Today, we’re doing another throwback by looking at what is considered to be one of the best fantasy animes of all time: Shakugan no Shana.
The Story: Shakugan no Shana follows the story of Yuji Sakai, a seemingly normal high school teenager who’s life is turned upside down the day he meets a girl with burning hair and blazing eyes. Suddenly, he is engulfed in a ancient war between monsters from a parallel dimension, Crimson Denizens, who feed off what is called “the power of existence” found in all humans, and the Flame Hazes, immortal beings who fight against them. Oh, and did I mention that Yuji’s not alive?
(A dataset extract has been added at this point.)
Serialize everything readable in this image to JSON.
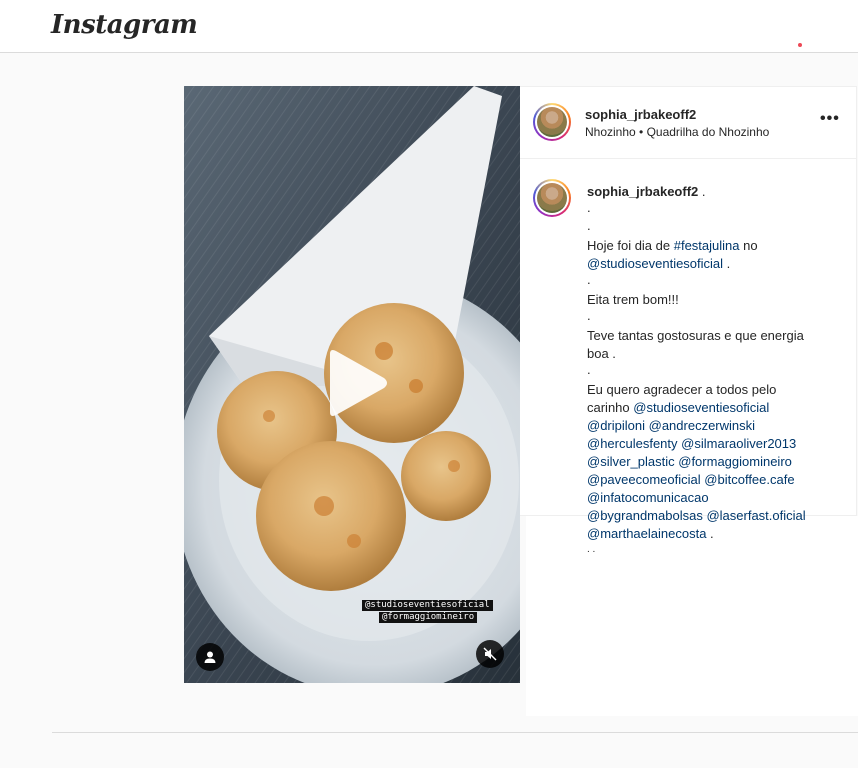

He’s what is called a torch, the remnant of a human who’s existence was consumed by a denizen.
The overarching premise is very complicated. What you have to know is that at its core, Shakugan no Shana is a magical girl anime, and it follows a nonlinear plot line similar to Familiar of Zero’s storyline. There’s not much foreshadowing and there’s no telling when a certain villain will die. At times, certain episodes could’ve passed for filler but instead, they lay down the foundation for certain plot devices that will play a role in a later episode or season, making this story intricate and tightly linked. However, particularly in the final season, pacing is a bit of an issue. A key plot element in the final season lasts only a few episodes and the first villain of the show dies in about four episodes or so. Let’s start by breaking down each of its three seasons
Season One: This first season simply lays out the whole premise and key concepts, such as torches, the crimson denizens, flame hazes, etc. Far from being simple explanation, this season has enough big action moments to keep viewers entertained while they go and explain everything.
Season Two: In season two, we have a bit of a lull. This part focuses more on the relationships between the characters. You don’t really see any action until the end, which might be a turn-off for some. This season is much more lighthearted and explores well, the romance aspect.
Season Three: Some people have considered this show one of the greatest animes they’ve seen; season three is the reason why. The finale to this show does not disappoint. While the first season was expositional, the second season was a break, the third season is explosive. It brings characters from the first two seasons back for one last hurrah, while bringing in other characters who were really unnecessary. This season also adds a level of complexity and ambiguity; it’s hard to tell who’s good and who’s evil. That’s something that people single out above all else in this show, yet it is a little overrated. Yes, there’s that level of complexity, but it really just robs the final season of direction. What are the two sides really fighting over? This season provides closure and grabs your attention the whole way through; it’s compelling, yet not as grand as people make it out to be.
The Characters: If there’s one thing J.C Staff, the producers, does really well, it would be the characters. Not all are great, but they’ve never really produced a horrible main character.
Yuji Sakai: The main character, Yuji’s more or less your lovable idiot. He’s a standard goody two shoes for the first two seasons. By the third season, he turns serious and much more enjoyable; he was one of the characters who really needed that third season to become a great character. Most other male protagonists in magical girl anime are bland; Yuji avoids this fate in the third season
Shana: The girl with the burning hair and blazing eyes, Shana’s easily the most interesting character in the whole show. She’s already a great character in the first two seasons, but, like Yuji, turns incredible in the final season as a female character because she’s able to balance being a badass while not being cold and heartless or bland, a rarity among badass characters. Out of all the strong female characters out there, Shana’s easily one of the best.
Kazumi Yoshida: Poor, poor Kazumi. Of the three main characters, they didn’t do her enough justice. Kazumi is Shana’s counterpart, shy and quiet when Shana’s loud. They give her certain plot elements, but left her lacking in character development, so most of the time, she’s just…. there. Out of the three main characters (I consider her a main character due to her prevalence in the show’s intros), Kazumi gets left in the dirt.
Final Verdict: Despite the trash I said about Shakugan no Shana, it really is a good show. Great characters and compelling story, particularly in the third season makes Shakugan no Shana certainly one of the better animes out there.